◆ PROBLEM DETAILS
A complete answer lists every line of the material where the string "align" occurs.

◆ AVAILABLE RECORDS
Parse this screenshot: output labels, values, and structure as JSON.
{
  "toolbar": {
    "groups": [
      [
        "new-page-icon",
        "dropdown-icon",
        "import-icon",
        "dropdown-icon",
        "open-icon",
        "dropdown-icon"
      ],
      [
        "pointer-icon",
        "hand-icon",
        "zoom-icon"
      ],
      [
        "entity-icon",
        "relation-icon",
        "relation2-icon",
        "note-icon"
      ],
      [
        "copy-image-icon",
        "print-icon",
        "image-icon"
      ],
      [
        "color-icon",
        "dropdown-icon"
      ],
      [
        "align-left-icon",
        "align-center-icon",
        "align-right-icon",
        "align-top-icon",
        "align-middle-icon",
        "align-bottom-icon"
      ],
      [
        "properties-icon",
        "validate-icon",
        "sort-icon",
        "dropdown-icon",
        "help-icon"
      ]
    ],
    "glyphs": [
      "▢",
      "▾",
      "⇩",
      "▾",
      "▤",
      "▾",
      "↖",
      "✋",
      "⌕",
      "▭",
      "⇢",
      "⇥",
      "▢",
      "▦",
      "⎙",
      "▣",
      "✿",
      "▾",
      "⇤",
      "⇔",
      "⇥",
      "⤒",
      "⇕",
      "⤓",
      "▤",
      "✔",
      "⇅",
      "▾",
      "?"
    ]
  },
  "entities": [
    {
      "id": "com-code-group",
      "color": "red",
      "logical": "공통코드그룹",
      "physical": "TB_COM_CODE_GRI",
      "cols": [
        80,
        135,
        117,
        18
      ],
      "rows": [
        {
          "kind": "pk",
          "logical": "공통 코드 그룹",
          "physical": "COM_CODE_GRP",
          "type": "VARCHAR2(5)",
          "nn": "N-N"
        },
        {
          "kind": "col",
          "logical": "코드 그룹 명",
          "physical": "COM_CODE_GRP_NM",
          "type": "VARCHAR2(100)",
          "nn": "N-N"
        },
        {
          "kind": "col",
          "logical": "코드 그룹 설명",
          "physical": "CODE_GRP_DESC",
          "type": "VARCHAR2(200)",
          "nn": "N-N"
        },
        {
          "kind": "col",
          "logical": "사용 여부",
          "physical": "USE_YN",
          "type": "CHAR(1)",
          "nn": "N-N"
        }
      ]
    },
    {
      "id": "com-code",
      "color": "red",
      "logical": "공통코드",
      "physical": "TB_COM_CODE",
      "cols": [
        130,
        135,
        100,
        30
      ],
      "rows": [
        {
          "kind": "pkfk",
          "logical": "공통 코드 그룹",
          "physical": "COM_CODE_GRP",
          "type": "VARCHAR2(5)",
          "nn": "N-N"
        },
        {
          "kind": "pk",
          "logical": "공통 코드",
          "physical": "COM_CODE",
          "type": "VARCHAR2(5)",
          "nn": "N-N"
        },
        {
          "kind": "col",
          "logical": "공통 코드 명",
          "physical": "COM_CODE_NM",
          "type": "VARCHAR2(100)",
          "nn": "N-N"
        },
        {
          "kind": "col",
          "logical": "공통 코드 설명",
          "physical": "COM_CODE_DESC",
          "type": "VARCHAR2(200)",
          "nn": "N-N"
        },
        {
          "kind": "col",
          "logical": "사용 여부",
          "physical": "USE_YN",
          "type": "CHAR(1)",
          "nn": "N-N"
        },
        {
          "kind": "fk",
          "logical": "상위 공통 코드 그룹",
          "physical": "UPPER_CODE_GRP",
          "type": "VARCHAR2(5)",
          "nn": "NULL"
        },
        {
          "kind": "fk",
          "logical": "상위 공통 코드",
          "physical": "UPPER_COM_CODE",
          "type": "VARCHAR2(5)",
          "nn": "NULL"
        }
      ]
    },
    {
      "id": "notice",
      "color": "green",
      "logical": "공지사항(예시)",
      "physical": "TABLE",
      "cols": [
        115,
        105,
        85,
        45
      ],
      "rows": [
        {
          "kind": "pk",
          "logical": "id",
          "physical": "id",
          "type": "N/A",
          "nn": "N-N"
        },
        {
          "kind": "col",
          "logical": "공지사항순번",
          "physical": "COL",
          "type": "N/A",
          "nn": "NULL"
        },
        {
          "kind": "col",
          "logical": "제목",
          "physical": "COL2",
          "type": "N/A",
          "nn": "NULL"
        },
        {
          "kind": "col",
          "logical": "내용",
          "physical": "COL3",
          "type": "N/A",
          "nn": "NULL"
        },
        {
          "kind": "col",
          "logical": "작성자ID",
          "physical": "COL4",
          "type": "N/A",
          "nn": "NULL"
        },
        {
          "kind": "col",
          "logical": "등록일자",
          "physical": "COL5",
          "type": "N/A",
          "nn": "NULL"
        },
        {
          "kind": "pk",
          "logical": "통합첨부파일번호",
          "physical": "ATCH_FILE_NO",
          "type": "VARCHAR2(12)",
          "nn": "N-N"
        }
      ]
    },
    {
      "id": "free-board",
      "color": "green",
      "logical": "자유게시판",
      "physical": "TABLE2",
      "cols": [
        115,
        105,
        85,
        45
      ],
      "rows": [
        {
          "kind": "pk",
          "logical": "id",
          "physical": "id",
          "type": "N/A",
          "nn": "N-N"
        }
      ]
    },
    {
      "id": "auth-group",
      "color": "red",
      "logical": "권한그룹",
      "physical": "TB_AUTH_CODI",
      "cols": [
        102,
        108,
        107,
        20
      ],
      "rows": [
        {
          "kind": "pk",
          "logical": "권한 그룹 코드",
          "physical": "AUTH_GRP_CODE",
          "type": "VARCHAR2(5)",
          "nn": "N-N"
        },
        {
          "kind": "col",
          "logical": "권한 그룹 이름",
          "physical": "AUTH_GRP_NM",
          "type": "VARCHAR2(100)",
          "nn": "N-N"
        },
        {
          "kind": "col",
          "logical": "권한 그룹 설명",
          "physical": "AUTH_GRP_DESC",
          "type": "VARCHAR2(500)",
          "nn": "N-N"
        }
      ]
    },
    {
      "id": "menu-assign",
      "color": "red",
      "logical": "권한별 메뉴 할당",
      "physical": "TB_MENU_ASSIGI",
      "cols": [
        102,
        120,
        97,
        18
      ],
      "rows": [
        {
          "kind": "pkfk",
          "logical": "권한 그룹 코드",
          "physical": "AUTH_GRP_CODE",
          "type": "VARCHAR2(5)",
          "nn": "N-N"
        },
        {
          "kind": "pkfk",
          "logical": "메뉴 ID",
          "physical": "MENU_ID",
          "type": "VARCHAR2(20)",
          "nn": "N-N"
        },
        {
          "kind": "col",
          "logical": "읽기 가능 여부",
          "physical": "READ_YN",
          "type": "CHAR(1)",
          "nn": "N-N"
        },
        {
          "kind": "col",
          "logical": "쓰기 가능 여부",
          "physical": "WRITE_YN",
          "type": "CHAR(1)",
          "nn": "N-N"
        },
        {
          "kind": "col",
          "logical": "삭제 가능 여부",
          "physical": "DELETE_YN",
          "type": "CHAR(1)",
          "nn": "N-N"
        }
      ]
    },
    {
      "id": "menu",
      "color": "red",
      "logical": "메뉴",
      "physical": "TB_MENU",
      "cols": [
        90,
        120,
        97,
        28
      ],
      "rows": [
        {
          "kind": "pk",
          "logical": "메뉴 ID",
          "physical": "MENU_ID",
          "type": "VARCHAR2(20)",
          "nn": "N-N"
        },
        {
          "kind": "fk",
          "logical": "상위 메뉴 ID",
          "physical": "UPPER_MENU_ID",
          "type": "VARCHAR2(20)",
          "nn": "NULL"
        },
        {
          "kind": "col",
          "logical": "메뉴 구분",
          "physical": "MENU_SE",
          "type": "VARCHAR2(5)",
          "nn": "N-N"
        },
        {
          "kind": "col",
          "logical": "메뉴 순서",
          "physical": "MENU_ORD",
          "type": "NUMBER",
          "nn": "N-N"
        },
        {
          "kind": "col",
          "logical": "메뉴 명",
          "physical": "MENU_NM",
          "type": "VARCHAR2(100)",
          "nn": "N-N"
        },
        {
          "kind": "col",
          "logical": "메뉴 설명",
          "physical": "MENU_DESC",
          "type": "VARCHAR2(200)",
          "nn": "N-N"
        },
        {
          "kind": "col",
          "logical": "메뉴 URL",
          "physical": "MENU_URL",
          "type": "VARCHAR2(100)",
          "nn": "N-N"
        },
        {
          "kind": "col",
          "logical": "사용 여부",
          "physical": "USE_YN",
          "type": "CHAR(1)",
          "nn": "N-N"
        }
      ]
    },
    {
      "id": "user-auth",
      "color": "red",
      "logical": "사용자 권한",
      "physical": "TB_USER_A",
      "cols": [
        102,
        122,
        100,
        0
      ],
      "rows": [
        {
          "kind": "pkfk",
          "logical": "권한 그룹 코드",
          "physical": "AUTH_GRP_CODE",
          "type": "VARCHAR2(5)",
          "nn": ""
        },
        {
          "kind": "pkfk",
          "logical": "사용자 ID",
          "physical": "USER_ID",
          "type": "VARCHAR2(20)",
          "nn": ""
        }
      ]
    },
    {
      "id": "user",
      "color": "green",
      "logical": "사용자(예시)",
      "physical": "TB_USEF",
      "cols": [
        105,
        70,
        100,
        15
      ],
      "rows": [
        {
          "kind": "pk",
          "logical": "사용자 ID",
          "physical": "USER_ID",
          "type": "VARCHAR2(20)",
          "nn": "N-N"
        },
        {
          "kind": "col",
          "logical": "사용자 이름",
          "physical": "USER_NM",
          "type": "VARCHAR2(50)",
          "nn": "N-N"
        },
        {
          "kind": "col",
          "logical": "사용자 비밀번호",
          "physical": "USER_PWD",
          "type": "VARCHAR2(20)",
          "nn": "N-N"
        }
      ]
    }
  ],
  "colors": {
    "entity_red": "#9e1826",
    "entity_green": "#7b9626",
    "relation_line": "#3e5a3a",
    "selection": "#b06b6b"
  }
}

◆ WRITTEN SOLUTION
        "align-left-icon",
        "align-center-icon",
        "align-right-icon",
        "align-top-icon",
        "align-middle-icon",
        "align-bottom-icon"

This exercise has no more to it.